The 2022 Winter Olympics in Beijing, China will begin on Feb. 4. It will be the second Olympic Games held during the COVID-19 pandemic. The first was the 2020 Tokyo Summer Olympics, which was delayed until July 2021 because of rising cases.
Organizers did not require athletes to get vaccinated against COVID-19 to compete in the Tokyo Summer Games. Will the policy be the same in Beijing?
Do athletes have to be vaccinated against COVID-19 to compete in the 2022 Beijing Winter Olympics?
No, athletes do not have to be vaccinated to compete in the 2022 Beijing Winter Olympics; however, unvaccinated athletes will need to quarantine in a dedicated facility for 21 days before they can compete.
WHAT WE FOUND
In September 2021, the International Olympic Committee (IOC) announced its COVID protocols for the 2022 Beijing Winter Olympic Games, including the event’s vaccination policy.
The Beijing Olympics will keep its athletes in a “closed-loop system” in which Olympic participants use Olympic transport to move between dedicated Olympic venues and accommodations during the entirety of their stays in China. This closed-loop is designed so Olympic participants have zero interaction with the general public in China.
“All athletes and Games participants who are fully vaccinated will enter the closed-loop management system upon arrival,” the IOC said. “Games participants who are not fully vaccinated will have to serve a 21-day quarantine upon arrival in Beijing.”
The IOC elaborated on this “closed-loop” system and vaccination policy in December 2021 with its playbook for athletes and team officials.
In order to enter this system and therefore participate in the Beijing Games, a traveler must either be fully vaccinated 14 days prior to departure or quarantine for 21 days upon arrival in China. Exceptions to this for medical reasons will be handled on a case-by-case basis, the IOC said.
The IOC and Beijing Organizing Committee consider a participant fully vaccinated based on the requirements of the country or region the person resides, or the requirements of the national health authority where their vaccine was administered.
These rules are already in practice for participants and officials already in Beijing to prepare for the Olympics, the Beijing Organizing Committee announced.
Officials at the World Health Organization (WHO) expressed confidence in the Beijing Olympics’ COVID countermeasures in a Jan. 6 press conference.
“We will continue to monitor the situation but certainly at this stage, given the arrangements that have been put in place for the athletes and by the organizers we don't perceive that there's any particular extra risk in hosting or running the Games,” said the WHO’s Dr. Mike Ryan. “But obviously we will keep all of the measures that are being put in place under constant review.”

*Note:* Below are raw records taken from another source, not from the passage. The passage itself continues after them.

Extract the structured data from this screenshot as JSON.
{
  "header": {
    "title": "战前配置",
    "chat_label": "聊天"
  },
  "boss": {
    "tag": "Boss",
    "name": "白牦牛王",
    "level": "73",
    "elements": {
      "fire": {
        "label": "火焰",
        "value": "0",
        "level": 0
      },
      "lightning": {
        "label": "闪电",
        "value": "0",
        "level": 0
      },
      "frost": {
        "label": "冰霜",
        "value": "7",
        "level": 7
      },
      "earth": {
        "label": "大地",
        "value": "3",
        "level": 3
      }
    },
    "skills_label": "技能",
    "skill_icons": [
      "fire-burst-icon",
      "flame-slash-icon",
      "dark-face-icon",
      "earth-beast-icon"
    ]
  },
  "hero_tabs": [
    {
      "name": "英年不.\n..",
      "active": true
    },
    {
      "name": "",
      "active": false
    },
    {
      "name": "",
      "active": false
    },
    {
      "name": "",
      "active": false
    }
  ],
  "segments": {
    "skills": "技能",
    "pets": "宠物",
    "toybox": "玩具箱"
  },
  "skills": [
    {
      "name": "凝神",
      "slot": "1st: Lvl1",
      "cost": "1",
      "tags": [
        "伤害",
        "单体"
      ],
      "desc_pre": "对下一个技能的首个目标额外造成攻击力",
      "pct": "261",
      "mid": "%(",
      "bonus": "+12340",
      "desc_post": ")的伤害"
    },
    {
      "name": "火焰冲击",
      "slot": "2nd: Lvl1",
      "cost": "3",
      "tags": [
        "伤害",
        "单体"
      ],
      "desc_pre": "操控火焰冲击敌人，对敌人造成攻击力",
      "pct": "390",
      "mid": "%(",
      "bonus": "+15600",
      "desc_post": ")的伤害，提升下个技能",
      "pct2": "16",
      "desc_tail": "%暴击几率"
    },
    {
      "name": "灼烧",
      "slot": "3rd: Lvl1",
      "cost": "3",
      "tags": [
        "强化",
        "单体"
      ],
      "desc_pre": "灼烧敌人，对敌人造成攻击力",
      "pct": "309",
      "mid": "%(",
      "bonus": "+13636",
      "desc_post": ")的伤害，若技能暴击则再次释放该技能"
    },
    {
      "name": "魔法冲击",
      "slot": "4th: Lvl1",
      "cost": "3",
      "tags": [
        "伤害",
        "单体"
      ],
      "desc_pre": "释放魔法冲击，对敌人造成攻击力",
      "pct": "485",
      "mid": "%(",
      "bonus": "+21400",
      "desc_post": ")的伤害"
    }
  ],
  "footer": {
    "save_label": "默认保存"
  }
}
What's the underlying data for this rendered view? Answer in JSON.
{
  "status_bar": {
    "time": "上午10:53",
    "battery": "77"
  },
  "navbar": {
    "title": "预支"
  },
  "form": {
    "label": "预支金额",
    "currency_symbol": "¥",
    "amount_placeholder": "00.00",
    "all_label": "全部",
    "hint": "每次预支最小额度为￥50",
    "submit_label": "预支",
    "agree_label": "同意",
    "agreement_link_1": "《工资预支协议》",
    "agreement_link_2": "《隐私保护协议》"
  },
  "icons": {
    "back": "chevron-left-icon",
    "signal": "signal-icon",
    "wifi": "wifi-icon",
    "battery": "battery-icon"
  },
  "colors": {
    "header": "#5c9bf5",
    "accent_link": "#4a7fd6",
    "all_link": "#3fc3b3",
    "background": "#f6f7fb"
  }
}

While the IOC and Beijing Organizing Committee aren’t requiring participants be vaccinated to compete in the Winter Olympics, Team USA is. Since Nov. 1, Team USA has required all American Olympic athletes and employees to be fully vaccinated against COVID-19 or seek a medical or religious exemption in order to access team facilities or events.
As for spectators, the IOC announced on Jan. 17 that the Beijing Games was changing its policy for them to be more stringent than it had been before. Previously, only Chinese people were allowed to purchase tickets, but sales stopped on Jan. 17. Instead, organizers for the Beijing Games said they “will invite groups of spectators to be present on site during the Games.”